Dataset entries:
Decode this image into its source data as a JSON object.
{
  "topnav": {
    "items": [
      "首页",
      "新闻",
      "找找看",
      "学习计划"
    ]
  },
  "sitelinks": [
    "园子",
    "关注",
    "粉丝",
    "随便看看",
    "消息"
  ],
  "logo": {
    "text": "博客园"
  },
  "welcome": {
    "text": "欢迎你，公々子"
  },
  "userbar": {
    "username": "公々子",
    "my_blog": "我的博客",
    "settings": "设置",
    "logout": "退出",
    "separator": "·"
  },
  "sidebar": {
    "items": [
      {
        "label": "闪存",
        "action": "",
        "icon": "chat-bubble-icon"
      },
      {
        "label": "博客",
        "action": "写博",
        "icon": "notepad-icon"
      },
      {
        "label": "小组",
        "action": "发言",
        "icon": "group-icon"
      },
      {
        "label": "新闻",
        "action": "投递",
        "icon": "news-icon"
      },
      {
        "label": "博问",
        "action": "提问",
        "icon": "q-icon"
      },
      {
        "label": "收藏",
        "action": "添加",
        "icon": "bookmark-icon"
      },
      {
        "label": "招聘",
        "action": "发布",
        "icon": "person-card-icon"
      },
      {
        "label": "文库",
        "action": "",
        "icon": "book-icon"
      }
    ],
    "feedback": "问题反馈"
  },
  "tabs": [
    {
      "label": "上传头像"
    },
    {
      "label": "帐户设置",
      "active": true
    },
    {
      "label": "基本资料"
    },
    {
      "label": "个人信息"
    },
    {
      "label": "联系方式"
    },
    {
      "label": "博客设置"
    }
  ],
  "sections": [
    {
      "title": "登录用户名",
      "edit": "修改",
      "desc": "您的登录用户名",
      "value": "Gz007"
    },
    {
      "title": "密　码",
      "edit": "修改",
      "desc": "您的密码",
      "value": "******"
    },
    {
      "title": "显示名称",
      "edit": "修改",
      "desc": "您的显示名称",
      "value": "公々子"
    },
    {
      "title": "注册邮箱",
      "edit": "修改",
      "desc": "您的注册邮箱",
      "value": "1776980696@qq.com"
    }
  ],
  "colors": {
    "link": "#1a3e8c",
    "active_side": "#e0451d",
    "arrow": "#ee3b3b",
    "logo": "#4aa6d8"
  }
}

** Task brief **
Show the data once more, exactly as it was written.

** Reply to the task **
Decode this image into its source data as a JSON object.
{
  "topnav": {
    "items": [
      "首页",
      "新闻",
      "找找看",
      "学习计划"
    ]
  },
  "sitelinks": [
    "园子",
    "关注",
    "粉丝",
    "随便看看",
    "消息"
  ],
  "logo": {
    "text": "博客园"
  },
  "welcome": {
    "text": "欢迎你，公々子"
  },
  "userbar": {
    "username": "公々子",
    "my_blog": "我的博客",
    "settings": "设置",
    "logout": "退出",
    "separator": "·"
  },
  "sidebar": {
    "items": [
      {
        "label": "闪存",
        "action": "",
        "icon": "chat-bubble-icon"
      },
      {
        "label": "博客",
        "action": "写博",
        "icon": "notepad-icon"
      },
      {
        "label": "小组",
        "action": "发言",
        "icon": "group-icon"
      },
      {
        "label": "新闻",
        "action": "投递",
        "icon": "news-icon"
      },
      {
        "label": "博问",
        "action": "提问",
        "icon": "q-icon"
      },
      {
        "label": "收藏",
        "action": "添加",
        "icon": "bookmark-icon"
      },
      {
        "label": "招聘",
        "action": "发布",
        "icon": "person-card-icon"
      },
      {
        "label": "文库",
        "action": "",
        "icon": "book-icon"
      }
    ],
    "feedback": "问题反馈"
  },
  "tabs": [
    {
      "label": "上传头像"
    },
    {
      "label": "帐户设置",
      "active": true
    },
    {
      "label": "基本资料"
    },
    {
      "label": "个人信息"
    },
    {
      "label": "联系方式"
    },
    {
      "label": "博客设置"
    }
  ],
  "sections": [
    {
      "title": "登录用户名",
      "edit": "修改",
      "desc": "您的登录用户名",
      "value": "Gz007"
    },
    {
      "title": "密　码",
      "edit": "修改",
      "desc": "您的密码",
      "value": "******"
    },
    {
      "title": "显示名称",
      "edit": "修改",
      "desc": "您的显示名称",
      "value": "公々子"
    },
    {
      "title": "注册邮箱",
      "edit": "修改",
      "desc": "您的注册邮箱",
      "value": "1776980696@qq.com"
    }
  ],
  "colors": {
    "link": "#1a3e8c",
    "active_side": "#e0451d",
    "arrow": "#ee3b3b",
    "logo": "#4aa6d8"
  }
}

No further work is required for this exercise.